MSA's Don't Tell the Whole Story

Expanding firms often say skilled labor is one of the most important factors determining where they locate their next operations.  Although most firms know they need accurate labor data, they often don’t consider the importance of using an accurate labor shed that defines where they will be drawing workers.

Both metropolitan statistical areas (MSA) and a specified mile radius around a location can be inaccurate, leading to costly worker shortages or excluding a location that may be ideal. A drive-time analysis, such as that available in Chmura Economics’ JobsEQ® tool, is needed to prevent such problems.  

Two examples illustrate the need to use drive times to measure a labor shed.

A firm located in the center of Isle of Wight County, Virginia would overstate the talent it could draw if they used the Virginia Beach-Norfolk-Newport News MSA or a 50-mile radius to define its labor pool. Almost 2,100 machinists work in the MSA and nearly 2,300 work within a 50-mile radius of the firm location. However, the presence of the Chesapeake Bay and its tunnels, and James River limit the number of workers available within a 45-minute commute—only 620 machinists work within that drive time. Similar shortages are found with most occupations. About 900 structural metal fabricators and fitters work in the MSA and nearly 960 are within a 50-mile radius but less than 300 work within a 45-minute drive time.

Virginia Beach-Norfolk-Newport News MSA - 50 Mile Radius & 45 Min Drive-Time

The opposite problem occurs for a firm located in the center of the Akron MSA in Northeast Ohio. Almost 2,000 machinists work in the Akron MSA. Because this MSA is close to the Cleveland MSA, a 60-minute drive time for a firm located in the center of the MSA identifies a much larger pool of nearly 11,000 machinists.  The larger labor pool is true for all occupations. About 1,400 application software developers work in the Akron MSA but nearly 7,000 work within a 60-minute drive time. Nearly 4,000 bookkeeping and audit clerks work in the Akron MSA and over 21,000 work within a 60-minute drive time.

Akron MSA - 60 Minute Drive-Time

The bottom line is that drive-time analysis is crucial for expanding firms to ensure that their labor force needs will be met.


Announcing JobsEQ 3.1

We are pleased to announce the release of JobsEQ 3.1!  This is a very exciting release, bringing thorough and detailed labor data to our users’ fingertips. Here are the major components of today’s release:

Labor Data at the Zip-Code Level

Chmura has computed and rigorously tested a detailed, unsuppressed dataset at the zip-code level that is now available in nearly all JobsEQ analytics. On the industry side, zip level data are available down to 6-digit NAICS codes, and for occupations, down to 6-digit SOC codes. And if zip-codes aren’t detailed enough for your needs, contact us for information on how Chmura’s team of expert economists can do a custom analysis of your labor market using our exclusive block-level labor data.
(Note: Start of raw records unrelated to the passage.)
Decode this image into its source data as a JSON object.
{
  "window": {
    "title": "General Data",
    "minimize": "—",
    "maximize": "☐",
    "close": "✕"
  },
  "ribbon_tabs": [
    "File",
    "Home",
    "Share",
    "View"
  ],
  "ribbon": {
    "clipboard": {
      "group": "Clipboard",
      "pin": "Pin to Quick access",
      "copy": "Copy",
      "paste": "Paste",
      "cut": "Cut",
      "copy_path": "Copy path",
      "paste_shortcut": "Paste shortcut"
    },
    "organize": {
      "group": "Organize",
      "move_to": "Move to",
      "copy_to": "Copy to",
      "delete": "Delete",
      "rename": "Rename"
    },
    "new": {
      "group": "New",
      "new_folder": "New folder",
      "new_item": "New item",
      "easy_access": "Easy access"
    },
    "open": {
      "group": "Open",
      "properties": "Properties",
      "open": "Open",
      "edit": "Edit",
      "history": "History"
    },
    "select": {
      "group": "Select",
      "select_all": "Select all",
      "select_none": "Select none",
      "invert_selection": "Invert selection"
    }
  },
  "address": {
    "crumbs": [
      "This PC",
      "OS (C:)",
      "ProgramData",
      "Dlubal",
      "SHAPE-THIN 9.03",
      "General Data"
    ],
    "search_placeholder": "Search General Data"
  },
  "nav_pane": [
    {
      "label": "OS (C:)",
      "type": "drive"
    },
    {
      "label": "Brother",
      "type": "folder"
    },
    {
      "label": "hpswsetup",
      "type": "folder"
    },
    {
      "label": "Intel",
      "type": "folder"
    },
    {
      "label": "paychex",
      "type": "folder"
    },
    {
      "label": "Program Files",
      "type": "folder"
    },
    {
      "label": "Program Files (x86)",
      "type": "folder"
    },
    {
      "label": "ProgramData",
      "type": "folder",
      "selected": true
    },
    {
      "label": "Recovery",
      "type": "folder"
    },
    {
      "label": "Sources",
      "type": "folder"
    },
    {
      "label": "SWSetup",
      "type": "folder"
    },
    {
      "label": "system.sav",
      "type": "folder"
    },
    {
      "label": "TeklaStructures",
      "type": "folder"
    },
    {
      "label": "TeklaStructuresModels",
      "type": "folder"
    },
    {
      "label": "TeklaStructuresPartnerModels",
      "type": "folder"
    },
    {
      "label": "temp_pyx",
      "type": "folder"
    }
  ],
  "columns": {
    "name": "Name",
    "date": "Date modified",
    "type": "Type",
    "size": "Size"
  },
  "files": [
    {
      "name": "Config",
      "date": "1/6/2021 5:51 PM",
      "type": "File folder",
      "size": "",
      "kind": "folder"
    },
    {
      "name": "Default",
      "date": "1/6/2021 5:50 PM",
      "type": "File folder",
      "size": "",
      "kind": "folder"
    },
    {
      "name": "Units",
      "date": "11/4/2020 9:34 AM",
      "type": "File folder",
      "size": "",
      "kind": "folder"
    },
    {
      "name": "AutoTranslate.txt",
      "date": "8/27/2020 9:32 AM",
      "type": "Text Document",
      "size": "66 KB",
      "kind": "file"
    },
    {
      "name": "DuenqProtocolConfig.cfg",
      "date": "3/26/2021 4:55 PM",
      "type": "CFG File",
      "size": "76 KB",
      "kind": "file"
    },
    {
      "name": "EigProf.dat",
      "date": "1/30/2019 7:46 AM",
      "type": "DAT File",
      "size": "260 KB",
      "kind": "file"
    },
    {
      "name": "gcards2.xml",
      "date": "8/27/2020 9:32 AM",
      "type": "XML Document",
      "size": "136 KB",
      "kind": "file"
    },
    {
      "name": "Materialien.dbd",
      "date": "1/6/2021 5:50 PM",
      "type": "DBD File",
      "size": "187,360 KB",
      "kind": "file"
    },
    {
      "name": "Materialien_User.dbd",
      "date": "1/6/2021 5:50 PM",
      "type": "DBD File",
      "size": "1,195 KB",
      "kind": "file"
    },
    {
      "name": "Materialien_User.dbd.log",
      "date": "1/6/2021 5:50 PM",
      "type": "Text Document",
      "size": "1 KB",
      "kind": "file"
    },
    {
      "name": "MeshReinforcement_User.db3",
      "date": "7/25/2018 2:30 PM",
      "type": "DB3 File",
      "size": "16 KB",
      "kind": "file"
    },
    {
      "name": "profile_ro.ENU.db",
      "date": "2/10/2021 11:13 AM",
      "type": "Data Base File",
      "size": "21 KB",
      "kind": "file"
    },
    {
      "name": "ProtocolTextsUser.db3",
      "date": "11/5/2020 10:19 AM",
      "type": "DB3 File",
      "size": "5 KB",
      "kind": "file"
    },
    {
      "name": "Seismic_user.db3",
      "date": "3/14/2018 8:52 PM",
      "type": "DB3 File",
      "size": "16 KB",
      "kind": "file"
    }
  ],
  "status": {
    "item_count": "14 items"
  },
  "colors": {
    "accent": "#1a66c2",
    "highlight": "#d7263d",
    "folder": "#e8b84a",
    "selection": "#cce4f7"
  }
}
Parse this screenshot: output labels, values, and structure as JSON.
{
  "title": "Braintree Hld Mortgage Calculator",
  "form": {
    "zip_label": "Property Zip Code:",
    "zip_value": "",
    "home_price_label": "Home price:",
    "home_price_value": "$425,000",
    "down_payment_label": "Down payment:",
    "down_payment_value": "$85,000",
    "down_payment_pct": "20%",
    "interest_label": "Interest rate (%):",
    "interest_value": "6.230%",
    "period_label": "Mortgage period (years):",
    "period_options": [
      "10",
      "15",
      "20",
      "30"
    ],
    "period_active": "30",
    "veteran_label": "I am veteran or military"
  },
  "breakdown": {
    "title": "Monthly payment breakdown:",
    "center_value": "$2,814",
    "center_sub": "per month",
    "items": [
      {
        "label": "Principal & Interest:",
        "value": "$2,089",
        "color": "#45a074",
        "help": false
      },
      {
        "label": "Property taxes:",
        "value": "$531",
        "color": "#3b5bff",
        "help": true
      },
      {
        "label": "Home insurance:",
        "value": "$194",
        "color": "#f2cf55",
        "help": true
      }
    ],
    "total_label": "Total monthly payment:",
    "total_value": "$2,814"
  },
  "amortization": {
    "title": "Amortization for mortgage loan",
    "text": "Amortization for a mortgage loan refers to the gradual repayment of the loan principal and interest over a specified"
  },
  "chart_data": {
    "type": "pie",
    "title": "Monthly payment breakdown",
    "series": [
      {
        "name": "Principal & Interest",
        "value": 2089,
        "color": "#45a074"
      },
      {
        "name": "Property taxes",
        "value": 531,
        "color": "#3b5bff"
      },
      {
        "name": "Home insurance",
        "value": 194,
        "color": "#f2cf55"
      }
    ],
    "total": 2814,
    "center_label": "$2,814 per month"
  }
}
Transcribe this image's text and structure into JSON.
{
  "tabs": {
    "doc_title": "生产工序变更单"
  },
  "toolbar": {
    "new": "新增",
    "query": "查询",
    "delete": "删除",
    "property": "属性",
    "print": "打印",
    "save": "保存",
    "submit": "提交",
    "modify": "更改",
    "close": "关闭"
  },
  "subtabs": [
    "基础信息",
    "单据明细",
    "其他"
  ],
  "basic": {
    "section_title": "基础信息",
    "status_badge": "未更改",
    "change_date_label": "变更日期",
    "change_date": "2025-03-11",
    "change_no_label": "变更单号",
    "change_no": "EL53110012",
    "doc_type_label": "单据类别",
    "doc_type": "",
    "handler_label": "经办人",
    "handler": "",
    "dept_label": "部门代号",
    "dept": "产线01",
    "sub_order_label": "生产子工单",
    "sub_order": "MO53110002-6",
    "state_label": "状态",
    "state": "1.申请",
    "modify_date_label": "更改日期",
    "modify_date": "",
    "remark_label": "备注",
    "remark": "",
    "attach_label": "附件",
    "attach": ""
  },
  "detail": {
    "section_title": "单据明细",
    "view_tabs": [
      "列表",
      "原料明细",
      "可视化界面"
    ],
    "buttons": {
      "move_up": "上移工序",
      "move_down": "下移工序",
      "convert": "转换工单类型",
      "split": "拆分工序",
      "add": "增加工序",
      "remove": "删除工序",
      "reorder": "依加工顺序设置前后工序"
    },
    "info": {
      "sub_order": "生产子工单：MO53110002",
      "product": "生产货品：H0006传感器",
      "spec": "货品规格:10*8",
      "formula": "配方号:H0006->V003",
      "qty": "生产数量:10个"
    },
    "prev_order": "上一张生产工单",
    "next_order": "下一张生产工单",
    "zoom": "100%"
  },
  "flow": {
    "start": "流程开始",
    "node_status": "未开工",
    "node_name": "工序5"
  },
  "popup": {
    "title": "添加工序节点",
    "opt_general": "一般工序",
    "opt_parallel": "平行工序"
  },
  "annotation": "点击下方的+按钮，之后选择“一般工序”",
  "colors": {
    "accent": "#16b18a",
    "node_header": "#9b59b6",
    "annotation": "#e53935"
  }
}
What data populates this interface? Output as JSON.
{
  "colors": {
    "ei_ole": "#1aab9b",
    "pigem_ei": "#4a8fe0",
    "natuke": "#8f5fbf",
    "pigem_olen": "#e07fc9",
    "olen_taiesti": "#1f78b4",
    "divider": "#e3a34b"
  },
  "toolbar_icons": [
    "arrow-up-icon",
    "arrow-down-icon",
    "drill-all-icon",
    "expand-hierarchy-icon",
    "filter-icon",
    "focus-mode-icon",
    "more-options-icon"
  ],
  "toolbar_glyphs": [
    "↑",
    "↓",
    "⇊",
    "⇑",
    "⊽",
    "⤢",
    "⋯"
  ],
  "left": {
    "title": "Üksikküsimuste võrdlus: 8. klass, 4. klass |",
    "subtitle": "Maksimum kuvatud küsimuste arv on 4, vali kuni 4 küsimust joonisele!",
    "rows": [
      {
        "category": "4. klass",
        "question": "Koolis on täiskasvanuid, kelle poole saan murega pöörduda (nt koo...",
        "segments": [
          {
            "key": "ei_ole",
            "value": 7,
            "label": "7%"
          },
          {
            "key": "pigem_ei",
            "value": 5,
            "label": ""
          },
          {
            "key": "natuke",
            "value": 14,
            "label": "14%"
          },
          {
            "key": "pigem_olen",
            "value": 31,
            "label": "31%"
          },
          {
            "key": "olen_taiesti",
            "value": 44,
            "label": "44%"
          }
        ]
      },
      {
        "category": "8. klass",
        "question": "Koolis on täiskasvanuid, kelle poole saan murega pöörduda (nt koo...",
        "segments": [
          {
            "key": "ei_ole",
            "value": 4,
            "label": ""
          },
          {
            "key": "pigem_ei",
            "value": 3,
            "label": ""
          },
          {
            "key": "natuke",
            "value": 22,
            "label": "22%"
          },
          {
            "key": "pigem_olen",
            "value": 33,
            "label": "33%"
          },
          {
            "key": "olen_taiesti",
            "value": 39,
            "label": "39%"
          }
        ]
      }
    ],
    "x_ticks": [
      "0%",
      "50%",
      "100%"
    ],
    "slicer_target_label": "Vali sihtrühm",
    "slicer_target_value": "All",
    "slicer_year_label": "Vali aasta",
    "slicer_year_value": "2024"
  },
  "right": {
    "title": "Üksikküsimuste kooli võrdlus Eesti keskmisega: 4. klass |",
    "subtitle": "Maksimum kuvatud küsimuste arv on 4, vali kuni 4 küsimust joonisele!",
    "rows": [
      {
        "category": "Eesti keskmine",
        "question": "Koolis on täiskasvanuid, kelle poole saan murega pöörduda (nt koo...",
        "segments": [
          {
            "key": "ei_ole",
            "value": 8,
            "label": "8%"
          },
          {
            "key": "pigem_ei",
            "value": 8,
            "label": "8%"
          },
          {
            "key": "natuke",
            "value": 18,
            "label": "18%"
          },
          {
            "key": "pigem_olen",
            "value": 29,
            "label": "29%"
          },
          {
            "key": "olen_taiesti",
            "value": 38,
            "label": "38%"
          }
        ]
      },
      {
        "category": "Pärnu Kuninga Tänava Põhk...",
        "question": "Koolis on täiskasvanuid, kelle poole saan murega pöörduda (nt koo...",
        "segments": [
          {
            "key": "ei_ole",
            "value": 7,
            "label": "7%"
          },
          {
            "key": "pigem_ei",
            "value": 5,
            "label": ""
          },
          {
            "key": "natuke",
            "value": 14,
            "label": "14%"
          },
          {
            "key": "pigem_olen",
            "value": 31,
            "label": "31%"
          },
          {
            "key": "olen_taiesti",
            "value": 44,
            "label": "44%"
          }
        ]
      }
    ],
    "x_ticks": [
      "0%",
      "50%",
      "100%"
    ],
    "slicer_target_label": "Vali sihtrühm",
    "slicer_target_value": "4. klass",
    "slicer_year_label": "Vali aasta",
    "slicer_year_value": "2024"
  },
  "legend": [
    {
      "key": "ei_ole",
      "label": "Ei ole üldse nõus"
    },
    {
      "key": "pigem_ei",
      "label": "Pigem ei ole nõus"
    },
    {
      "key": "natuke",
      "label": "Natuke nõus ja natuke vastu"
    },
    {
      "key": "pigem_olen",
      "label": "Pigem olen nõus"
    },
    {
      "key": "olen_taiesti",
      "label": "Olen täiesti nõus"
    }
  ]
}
Map: Drive-Time vs 50 Mile RadiusCustom Regions by Drive Time

Metropolitan areas (MSAs) and simple n-mile radius commonly used in desktop analysis don’t tell the whole story, and can often misrepresent your labor market. JobsEQ now allows users to run analytics based on custom drivetime regions. This powerful, yet easy to use tool, allows our users to gain an accurate picture of their labor market, regional conditions, and demographics. 

Occupation Profile Report

JobsEQ 3.1 adds another powerful report to your toolkit, the Occupation Profile Report (download a sample). With the click of a button, this report provides an overview of employment, wages, geographic distribution, and educational pipeline. Combined with the zip-level data and the drive time feature, JobsEQ reports pack an unprecedented amount of information into an easy-to-read download.  Also related: view a sample of the JobsEQ Economic Overview Report.

Access Today

JobsEQ 3.1 is available to existing users immediately through your normal login. New users can contact sales to schedule a demo or start your subscription today.